▶ _THE TASK_
Give the entries again, word for word.

Element data from apps and pages:
----
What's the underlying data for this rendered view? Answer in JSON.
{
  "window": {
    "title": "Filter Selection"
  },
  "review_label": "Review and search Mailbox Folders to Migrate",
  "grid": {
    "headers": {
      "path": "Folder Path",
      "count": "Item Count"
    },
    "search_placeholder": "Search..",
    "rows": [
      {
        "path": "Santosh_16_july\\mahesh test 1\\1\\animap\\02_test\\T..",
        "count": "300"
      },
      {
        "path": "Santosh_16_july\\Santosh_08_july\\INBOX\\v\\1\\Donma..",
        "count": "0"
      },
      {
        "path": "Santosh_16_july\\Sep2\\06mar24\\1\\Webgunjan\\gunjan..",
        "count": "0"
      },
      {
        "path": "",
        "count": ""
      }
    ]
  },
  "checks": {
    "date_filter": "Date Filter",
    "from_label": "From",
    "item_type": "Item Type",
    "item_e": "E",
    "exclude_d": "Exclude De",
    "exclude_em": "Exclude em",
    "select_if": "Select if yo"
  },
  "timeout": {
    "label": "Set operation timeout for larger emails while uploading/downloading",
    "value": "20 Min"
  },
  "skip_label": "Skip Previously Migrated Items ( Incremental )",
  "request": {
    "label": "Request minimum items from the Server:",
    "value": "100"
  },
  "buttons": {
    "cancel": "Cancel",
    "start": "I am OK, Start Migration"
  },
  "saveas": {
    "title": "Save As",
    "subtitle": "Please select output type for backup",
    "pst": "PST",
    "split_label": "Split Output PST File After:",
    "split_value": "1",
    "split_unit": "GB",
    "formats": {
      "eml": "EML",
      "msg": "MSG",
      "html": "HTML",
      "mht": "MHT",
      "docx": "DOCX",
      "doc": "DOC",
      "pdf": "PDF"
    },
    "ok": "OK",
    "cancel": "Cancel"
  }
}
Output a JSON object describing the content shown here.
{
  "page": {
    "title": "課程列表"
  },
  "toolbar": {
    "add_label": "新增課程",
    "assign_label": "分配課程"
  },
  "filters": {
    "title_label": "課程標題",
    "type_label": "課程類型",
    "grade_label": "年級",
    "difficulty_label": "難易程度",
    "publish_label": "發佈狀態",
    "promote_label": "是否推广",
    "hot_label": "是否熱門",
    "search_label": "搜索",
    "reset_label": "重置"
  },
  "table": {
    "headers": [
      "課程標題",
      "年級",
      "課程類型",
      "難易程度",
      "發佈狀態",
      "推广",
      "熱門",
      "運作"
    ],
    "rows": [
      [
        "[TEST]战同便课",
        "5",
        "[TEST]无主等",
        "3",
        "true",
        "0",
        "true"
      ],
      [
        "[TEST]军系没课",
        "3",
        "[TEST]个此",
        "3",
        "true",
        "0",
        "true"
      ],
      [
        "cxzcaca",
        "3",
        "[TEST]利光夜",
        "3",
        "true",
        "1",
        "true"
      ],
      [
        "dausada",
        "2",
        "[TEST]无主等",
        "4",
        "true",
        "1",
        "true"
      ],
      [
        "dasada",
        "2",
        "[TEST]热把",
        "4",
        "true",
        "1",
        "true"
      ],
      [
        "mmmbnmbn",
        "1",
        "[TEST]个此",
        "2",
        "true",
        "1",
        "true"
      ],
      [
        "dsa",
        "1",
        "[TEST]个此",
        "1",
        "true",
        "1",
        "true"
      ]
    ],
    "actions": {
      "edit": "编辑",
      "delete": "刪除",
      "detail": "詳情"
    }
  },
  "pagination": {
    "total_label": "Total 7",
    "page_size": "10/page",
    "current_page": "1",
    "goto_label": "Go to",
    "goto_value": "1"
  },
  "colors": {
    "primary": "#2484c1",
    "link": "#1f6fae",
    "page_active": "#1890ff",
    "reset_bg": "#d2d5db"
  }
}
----
▶ _RESPONSE TO THIS EXERCISE_
What's the underlying data for this rendered view? Answer in JSON.
{
  "window": {
    "title": "Filter Selection"
  },
  "review_label": "Review and search Mailbox Folders to Migrate",
  "grid": {
    "headers": {
      "path": "Folder Path",
      "count": "Item Count"
    },
    "search_placeholder": "Search..",
    "rows": [
      {
        "path": "Santosh_16_july\\mahesh test 1\\1\\animap\\02_test\\T..",
        "count": "300"
      },
      {
        "path": "Santosh_16_july\\Santosh_08_july\\INBOX\\v\\1\\Donma..",
        "count": "0"
      },
      {
        "path": "Santosh_16_july\\Sep2\\06mar24\\1\\Webgunjan\\gunjan..",
        "count": "0"
      },
      {
        "path": "",
        "count": ""
      }
    ]
  },
  "checks": {
    "date_filter": "Date Filter",
    "from_label": "From",
    "item_type": "Item Type",
    "item_e": "E",
    "exclude_d": "Exclude De",
    "exclude_em": "Exclude em",
    "select_if": "Select if yo"
  },
  "timeout": {
    "label": "Set operation timeout for larger emails while uploading/downloading",
    "value": "20 Min"
  },
  "skip_label": "Skip Previously Migrated Items ( Incremental )",
  "request": {
    "label": "Request minimum items from the Server:",
    "value": "100"
  },
  "buttons": {
    "cancel": "Cancel",
    "start": "I am OK, Start Migration"
  },
  "saveas": {
    "title": "Save As",
    "subtitle": "Please select output type for backup",
    "pst": "PST",
    "split_label": "Split Output PST File After:",
    "split_value": "1",
    "split_unit": "GB",
    "formats": {
      "eml": "EML",
      "msg": "MSG",
      "html": "HTML",
      "mht": "MHT",
      "docx": "DOCX",
      "doc": "DOC",
      "pdf": "PDF"
    },
    "ok": "OK",
    "cancel": "Cancel"
  }
}
Output a JSON object describing the content shown here.
{
  "page": {
    "title": "課程列表"
  },
  "toolbar": {
    "add_label": "新增課程",
    "assign_label": "分配課程"
  },
  "filters": {
    "title_label": "課程標題",
    "type_label": "課程類型",
    "grade_label": "年級",
    "difficulty_label": "難易程度",
    "publish_label": "發佈狀態",
    "promote_label": "是否推广",
    "hot_label": "是否熱門",
    "search_label": "搜索",
    "reset_label": "重置"
  },
  "table": {
    "headers": [
      "課程標題",
      "年級",
      "課程類型",
      "難易程度",
      "發佈狀態",
      "推广",
      "熱門",
      "運作"
    ],
    "rows": [
      [
        "[TEST]战同便课",
        "5",
        "[TEST]无主等",
        "3",
        "true",
        "0",
        "true"
      ],
      [
        "[TEST]军系没课",
        "3",
        "[TEST]个此",
        "3",
        "true",
        "0",
        "true"
      ],
      [
        "cxzcaca",
        "3",
        "[TEST]利光夜",
        "3",
        "true",
        "1",
        "true"
      ],
      [
        "dausada",
        "2",
        "[TEST]无主等",
        "4",
        "true",
        "1",
        "true"
      ],
      [
        "dasada",
        "2",
        "[TEST]热把",
        "4",
        "true",
        "1",
        "true"
      ],
      [
        "mmmbnmbn",
        "1",
        "[TEST]个此",
        "2",
        "true",
        "1",
        "true"
      ],
      [
        "dsa",
        "1",
        "[TEST]个此",
        "1",
        "true",
        "1",
        "true"
      ]
    ],
    "actions": {
      "edit": "编辑",
      "delete": "刪除",
      "detail": "詳情"
    }
  },
  "pagination": {
    "total_label": "Total 7",
    "page_size": "10/page",
    "current_page": "1",
    "goto_label": "Go to",
    "goto_value": "1"
  },
  "colors": {
    "primary": "#2484c1",
    "link": "#1f6fae",
    "page_active": "#1890ff",
    "reset_bg": "#d2d5db"
  }
}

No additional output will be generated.